Vera Markova (1907-1995), Russian poet and academic, was renowned for her translations from classical Japanese poetry. She began translating Japanese tanka and haiku at the end of the 1960s, and less than ten years later published her translations from thirty poets, from Saigyô to Bashô to Kobayashi Issa, in the anthology Classical Japanese Poetry, which has since been regularly reprinted in Russia. A very interesting poet in her own right (and a life-long friend of the famous Marina Tsvetayeva), Vera Markova was a fluent Japanese speaker and travelled to Japan twice, on one occasion to receive from Emperor Hirohito an honorary medal commemorating her efforts in promoting Japanese culture abroad.

In her essay entitled “Hokku”, published in the afore-mentioned anthology, Prof. Markova analysed Bashô’s work, and in the following years used some of the topics highlighted in that essay in her lectures to university students. She taught them to appreciate Japanese tanka and haiku, but also tried to stir up their creativity.

Later, Prof. Markova wrote a short text offering a few suggestions for aspiring haiku writers. She added a few of her favourite quotations from Bashô, and at a later stage even included the opinion I gave while discussing the “Hokku” essay with her, making me the third partner in that imaginary conversation, which was most flattering. She arranged parts of the text, belonging to its three authors, in a manner resembling that of the old Japanese masters of renga, linked verse. Her students used to call the text “Vera Markova’s ten haiku lessons”.

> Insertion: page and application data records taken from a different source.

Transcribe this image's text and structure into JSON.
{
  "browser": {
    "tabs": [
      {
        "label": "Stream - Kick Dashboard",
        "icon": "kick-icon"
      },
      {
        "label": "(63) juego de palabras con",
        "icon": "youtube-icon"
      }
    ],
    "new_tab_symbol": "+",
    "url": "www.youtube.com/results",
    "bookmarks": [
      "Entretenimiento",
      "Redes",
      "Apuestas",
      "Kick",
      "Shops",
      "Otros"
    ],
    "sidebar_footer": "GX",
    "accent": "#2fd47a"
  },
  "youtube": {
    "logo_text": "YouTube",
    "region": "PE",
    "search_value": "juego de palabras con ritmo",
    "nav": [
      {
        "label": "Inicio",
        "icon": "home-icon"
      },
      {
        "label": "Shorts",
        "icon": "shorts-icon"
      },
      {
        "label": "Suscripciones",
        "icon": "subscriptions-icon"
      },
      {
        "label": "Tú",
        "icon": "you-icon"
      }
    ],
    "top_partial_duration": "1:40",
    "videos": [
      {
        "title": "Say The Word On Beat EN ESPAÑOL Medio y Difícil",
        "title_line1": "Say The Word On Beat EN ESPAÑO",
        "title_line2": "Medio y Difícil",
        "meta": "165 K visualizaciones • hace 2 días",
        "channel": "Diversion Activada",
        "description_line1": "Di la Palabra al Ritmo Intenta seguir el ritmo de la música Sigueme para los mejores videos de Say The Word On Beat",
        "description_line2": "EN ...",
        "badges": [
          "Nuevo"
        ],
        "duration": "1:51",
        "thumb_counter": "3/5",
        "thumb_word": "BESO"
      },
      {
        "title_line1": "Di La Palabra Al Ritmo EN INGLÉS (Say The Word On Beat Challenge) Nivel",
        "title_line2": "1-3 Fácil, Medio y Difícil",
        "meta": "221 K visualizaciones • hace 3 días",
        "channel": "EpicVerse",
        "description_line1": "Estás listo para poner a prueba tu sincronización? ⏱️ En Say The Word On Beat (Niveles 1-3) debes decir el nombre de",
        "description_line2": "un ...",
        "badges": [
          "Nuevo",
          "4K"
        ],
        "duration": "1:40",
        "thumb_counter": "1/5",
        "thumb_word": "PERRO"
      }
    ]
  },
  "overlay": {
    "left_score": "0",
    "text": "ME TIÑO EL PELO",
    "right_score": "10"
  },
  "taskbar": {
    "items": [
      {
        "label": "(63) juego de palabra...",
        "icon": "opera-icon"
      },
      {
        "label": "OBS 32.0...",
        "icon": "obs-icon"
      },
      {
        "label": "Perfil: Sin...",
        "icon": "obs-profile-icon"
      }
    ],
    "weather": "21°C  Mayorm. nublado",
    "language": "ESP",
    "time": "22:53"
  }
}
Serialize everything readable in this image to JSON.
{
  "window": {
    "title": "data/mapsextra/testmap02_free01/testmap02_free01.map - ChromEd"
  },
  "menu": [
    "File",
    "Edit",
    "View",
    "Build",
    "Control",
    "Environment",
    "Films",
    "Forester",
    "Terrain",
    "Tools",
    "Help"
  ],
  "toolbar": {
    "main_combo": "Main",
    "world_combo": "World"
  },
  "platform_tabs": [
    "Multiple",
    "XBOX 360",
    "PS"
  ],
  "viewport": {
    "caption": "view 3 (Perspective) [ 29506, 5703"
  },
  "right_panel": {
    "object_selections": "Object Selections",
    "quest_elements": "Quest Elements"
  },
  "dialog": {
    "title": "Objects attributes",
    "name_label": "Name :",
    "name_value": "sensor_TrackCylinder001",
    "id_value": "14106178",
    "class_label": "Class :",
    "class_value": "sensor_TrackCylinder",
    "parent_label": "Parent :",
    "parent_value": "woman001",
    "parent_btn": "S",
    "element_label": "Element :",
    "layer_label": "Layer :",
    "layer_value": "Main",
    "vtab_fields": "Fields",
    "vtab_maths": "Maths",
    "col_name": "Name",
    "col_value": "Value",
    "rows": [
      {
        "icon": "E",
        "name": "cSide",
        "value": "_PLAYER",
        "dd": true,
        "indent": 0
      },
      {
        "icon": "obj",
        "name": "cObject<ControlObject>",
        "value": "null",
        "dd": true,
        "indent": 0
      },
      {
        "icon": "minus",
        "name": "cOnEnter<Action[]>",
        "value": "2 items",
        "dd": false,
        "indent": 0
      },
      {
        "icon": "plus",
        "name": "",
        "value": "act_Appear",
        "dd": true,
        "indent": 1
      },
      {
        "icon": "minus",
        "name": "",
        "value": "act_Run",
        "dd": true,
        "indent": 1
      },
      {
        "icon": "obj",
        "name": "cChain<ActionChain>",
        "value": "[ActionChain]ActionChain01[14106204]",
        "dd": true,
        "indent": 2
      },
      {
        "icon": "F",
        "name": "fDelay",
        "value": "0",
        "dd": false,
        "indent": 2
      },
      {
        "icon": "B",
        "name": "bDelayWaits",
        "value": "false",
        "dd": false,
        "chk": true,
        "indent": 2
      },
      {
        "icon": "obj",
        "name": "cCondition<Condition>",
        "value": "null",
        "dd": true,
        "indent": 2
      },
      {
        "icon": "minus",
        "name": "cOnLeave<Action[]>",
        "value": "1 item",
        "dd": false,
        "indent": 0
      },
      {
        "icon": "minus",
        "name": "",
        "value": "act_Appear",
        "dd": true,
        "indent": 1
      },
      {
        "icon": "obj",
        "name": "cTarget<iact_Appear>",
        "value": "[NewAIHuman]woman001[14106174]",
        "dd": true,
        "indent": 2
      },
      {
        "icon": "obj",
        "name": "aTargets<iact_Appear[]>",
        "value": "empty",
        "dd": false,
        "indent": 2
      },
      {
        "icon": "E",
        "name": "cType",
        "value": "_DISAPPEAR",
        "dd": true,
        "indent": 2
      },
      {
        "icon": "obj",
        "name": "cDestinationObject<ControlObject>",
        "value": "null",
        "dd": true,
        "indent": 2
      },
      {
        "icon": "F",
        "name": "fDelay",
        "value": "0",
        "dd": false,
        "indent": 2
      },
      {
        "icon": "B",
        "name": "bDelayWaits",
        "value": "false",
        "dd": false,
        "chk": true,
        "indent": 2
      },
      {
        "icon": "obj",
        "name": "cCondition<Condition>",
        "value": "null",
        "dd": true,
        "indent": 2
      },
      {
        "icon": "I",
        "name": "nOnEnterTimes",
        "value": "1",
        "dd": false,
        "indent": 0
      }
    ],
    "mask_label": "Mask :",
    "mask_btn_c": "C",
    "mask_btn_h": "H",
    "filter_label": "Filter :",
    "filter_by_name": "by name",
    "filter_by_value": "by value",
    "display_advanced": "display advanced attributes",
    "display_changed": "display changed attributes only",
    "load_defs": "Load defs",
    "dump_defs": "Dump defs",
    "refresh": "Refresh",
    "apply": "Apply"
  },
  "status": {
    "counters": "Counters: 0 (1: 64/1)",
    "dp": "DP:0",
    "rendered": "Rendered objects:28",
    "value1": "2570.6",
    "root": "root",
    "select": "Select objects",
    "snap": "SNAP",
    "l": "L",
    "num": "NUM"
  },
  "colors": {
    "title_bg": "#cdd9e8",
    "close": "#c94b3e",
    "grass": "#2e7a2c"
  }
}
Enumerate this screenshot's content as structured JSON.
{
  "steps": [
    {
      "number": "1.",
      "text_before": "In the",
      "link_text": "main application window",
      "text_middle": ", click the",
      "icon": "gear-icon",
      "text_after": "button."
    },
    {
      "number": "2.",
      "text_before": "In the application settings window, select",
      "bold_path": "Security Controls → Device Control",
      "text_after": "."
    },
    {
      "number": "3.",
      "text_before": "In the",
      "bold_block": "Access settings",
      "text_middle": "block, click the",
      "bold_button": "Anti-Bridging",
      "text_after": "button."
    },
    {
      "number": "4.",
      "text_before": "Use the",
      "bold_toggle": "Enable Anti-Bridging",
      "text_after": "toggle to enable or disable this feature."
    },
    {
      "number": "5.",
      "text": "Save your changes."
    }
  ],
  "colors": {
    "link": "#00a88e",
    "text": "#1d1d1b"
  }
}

These “Haiku Lessons” are reprinted here. I should mention that, as some readers may already have guessed, Vera Markova was the person who once introduced me to haiku, and so started me on an exciting and unpredictable journey…

 

  1. Allow your reader to think his way into your haiku. A revelation occurs when your and his thoughts meet at a halfway point. (VM)
  2. Watch the River Sunagawa flow: it is not trying to be deep. (MB)
  3. Bashô enjoyed reading and re-reading classical Chinese poetry, especially Tu Fu. There’s still plenty of water left in that well.(VM)
  4. Don’t follow good dead poets but search for what they searched for. (MB)
  5. The underlying theme of Bashô’s work is compassion. He avoided grotesque and mockery, and rightly so. (VM)
  6. Colour is important in haiku writing, however a “monochrome” haiku can sometimes have even a stronger effect on the reader. (AK)
  7. Don’t try to be witty every time you write haiku: numerous “comic” haikai-renga, written over the course of several centuries, are remembered merely because Shiki used the “hai” syllable for the word “haiku” that he invented. And bear in mind that “hai” means “joke” but also “surprise, an unusual thing”. (VM)
  8. Hokku can’t be assembled from component parts. Poet’s work is similar to that of a goldsmith. (MB)
  9. Bashô became the great poet Bashô only when his hokku reached the state of karumi (a Japanese word meaning “lightness, simple beauty”.) (VM)
  10. Haiku are always set in the present moment. Nevertheless, listen out for history breathing behind our contemporaries’ backs. (VM)

 

MB  – Matsuo Bashô
VM  – Vera Markova
AK  – Anatoly Kudryavitsky

 

 

(First published in Poetry Ireland Newsletter, November / December 2006)